- Lack of Repayment Options: Some borrowers may not be aware of or eligible for repayment options that could make their loan payments more manageable. Without access to alternative repayment plans, borrowers may struggle to keep up with their payments.
- Inadequate Financial Planning: Poor financial planning, such as not budgeting effectively or failing to account for changes in expenses, can lead to difficulties in making loan payments.
- Interest Rate Increases: Variable interest rates on private student loans can lead to higher monthly payments, making it harder for borrowers to keep up with repayment if rates rise unexpectedly.
- Mismanagement of Finances: Poor financial decisions, such as accumulating credit card debt or taking on additional loans, can exacerbate financial stress and make it harder to manage student loan payments.
- Lack of Communication with Lender: Failing to communicate with your lender about your financial situation and explore available options can lead to missed opportunities for loan modification or temporary relief.
- Not Seeking Assistance: Some borrowers may avoid seeking assistance or counseling when facing financial difficulties, which can prevent them from accessing potential solutions to prevent default.
- Disputes with Lender: Disputes with the lender over loan terms, billing issues, or other matters can sometimes lead to default if not resolved.
- Lack of Financial Literacy: Limited understanding of loan terms, interest rates, and repayment options can contribute to financial mismanagement and potential default.
- Life Changes and Unforeseen Circumstances: Major life changes such as divorce, relocation, or family emergencies can disrupt your financial stability and ability to meet loan payments.
It’s important to be proactive in managing your private student loans and to reach out to your lender at the first sign of financial difficulty. Many lenders offer assistance programs, deferment, forbearance, or modified repayment plans that can help you navigate challenging times without defaulting. Exploring these options and seeking financial guidance can go a long way in preventing default and its associated consequences.
Defaulting on a private student loan is a serious matter with far-reaching consequences. Understanding the potential impact on your credit score, financial stability, and future opportunities can help you make informed decisions regarding your loan repayment.
If you find yourself in a difficult financial situation, it’s crucial to communicate with your lender and explore available options to avoid default and its associated repercussions.

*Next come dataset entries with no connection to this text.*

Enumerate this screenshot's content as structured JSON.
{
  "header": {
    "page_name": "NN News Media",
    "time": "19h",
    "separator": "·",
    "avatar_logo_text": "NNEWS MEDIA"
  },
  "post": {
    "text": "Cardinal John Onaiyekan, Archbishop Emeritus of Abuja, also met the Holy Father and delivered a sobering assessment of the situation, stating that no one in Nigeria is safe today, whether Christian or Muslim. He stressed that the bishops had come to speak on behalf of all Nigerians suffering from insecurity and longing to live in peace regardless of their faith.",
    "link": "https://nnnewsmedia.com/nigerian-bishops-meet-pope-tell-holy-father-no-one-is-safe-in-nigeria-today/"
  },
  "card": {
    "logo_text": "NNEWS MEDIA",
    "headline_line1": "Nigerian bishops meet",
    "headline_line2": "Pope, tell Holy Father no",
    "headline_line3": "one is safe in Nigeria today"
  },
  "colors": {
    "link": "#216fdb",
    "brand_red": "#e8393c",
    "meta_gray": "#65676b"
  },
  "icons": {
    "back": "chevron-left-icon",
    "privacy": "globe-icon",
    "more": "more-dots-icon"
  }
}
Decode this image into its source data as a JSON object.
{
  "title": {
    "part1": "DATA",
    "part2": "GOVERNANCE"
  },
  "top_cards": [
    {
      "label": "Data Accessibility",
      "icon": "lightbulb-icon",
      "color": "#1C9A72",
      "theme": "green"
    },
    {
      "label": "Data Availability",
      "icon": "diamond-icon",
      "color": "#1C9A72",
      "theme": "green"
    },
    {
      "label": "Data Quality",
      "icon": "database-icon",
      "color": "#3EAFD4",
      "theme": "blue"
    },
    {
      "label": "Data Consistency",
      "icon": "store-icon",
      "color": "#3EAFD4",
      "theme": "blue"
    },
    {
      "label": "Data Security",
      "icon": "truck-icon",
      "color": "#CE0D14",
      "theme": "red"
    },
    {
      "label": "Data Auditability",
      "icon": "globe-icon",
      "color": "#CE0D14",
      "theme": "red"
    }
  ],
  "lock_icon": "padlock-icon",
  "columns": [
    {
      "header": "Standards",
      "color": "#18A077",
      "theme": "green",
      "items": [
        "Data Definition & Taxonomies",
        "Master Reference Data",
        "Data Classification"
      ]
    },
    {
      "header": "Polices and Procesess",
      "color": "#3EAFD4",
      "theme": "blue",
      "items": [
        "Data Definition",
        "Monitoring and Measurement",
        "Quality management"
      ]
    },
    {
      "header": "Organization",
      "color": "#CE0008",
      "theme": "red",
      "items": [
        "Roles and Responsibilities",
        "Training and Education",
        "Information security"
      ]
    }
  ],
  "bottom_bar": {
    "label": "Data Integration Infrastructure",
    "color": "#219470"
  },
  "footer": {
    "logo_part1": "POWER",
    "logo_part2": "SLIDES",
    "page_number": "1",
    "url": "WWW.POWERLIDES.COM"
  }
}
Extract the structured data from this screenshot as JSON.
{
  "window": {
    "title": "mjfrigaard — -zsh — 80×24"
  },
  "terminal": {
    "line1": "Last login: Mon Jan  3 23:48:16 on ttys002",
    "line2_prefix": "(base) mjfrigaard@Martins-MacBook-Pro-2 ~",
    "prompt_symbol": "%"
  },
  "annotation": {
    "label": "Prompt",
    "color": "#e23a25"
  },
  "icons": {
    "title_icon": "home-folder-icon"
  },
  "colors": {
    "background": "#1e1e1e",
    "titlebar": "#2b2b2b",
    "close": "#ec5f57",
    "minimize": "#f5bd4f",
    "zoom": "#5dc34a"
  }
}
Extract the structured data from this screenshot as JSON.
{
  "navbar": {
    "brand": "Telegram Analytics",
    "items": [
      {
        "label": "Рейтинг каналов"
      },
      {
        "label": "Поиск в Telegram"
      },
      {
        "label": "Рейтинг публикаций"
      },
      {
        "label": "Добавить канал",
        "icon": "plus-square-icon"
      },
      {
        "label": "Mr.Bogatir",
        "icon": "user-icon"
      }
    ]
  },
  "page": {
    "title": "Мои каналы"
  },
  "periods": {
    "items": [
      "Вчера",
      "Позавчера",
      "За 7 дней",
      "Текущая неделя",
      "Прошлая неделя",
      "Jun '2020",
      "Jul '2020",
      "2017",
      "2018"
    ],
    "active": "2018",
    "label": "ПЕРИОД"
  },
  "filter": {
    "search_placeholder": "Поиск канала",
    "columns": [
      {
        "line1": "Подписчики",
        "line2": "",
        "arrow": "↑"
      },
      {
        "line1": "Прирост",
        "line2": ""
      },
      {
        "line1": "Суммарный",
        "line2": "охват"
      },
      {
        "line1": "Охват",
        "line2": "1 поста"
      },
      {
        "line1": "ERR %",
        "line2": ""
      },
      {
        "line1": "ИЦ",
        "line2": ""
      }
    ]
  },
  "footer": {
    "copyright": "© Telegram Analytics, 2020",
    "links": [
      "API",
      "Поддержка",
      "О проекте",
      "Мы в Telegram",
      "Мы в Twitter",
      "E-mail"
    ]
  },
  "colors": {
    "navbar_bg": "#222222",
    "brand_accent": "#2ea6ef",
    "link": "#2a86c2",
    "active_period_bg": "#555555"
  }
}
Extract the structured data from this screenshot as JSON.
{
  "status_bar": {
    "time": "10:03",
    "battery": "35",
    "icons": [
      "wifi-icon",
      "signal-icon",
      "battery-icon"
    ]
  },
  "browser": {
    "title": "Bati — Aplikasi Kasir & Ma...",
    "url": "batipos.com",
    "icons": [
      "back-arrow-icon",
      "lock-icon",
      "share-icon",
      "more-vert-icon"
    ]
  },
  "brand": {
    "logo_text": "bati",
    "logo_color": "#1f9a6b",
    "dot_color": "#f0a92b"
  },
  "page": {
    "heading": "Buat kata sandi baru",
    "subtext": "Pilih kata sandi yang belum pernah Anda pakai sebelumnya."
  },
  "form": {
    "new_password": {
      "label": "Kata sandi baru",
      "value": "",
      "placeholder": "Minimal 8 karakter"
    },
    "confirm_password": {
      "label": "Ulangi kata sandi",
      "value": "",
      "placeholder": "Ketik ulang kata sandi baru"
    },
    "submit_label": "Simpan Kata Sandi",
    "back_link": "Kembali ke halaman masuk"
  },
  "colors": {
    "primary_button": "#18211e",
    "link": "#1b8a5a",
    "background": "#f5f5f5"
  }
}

Remember, proactively addressing your loan situation can lead to a more positive financial future.